In the past, I found myself briefly drawn to a range of people, many of whom describe themselves as “libertarians” – only to find once again that there’s a hymn sheet of horrors I’m expected to sing from. According to most of the Americans that I have met online, to be accepted as a “libertarian” then I have to be in favour of guns. Lots of guns. I have to agree that the act of carrying a gun is a liberating experience (I mean – what?) and certainly that the act of carrying one is none of the government’s business. Every time I try to propose a different line of thinking (held by most sane individuals on this side of the Atlantic), I am simply told that I’m “not a libertarian”. So there we are.

Another “libertarian” approach that I struggle to respect is the puerile desire to offend, bolstered by the dubious claim that this is somehow a noble and worthwhile antidote to the equally tedious culture of taking offence. Certainly, I relish challenge and debate, and I also believe that free speech is more important than the inevitable risk of causing offence to some. As Salman Rushdie said following the horrifying attacks on the staff at Charlie Hebdo in 2015, “I … defend the art of satire, which has always been a force for liberty and against tyranny, dishonesty and stupidity.” But in an article on what he has termed “cultural libertarianism,” Breitbart author Allum Bokhari argues that “deliberate offensiveness plays an important role in the fight against cultural authoritarianism, … showing that with a little cleverness, it’s possible to express controversial opinions and not just survive but become a cult hero.”
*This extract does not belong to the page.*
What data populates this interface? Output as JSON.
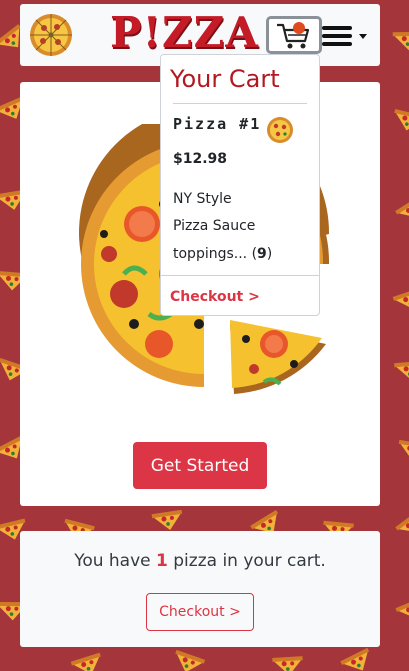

This surely sums up the unambitious and self-seeking aims of those who make it their business to offend – preening contrarians whose sole function is to cause shock and awe, their online communications a heady mix of clickbait, worthless insults and self-aggrandisement. Depressingly, I have observed this behaviour on #edutwitter as much as anywhere else; I thought better of the teaching profession, but once again I am proved mistaken. There is no evidence whatsoever that anyone’s personal liberty is furthered by such infantile sneering; yet swarms of self-proclaimed “liberals” rejoice in this toxic effluence with excited applause, like an encouraging mother will celebrate her toddler’s first shit in the potty.

Maybe I am still that little girl on the edges of the playground, the one with the problem joining in – but as I stand at the periphery, I see the herd mentality all around me. At its best, it gives us a sense of solidarity as we strive for the greater good or find our feet in the world. At its worst, it gives us mindless thuggery, the kind of collective violence exemplified and explored in Golding’s Lord of the Flies. On a mundane level, however, it gives us neither of these; it simply endorses mediocrity and prevents us from thinking.

This is an updated version of a piece I wrote for Quillette magazine in 2016.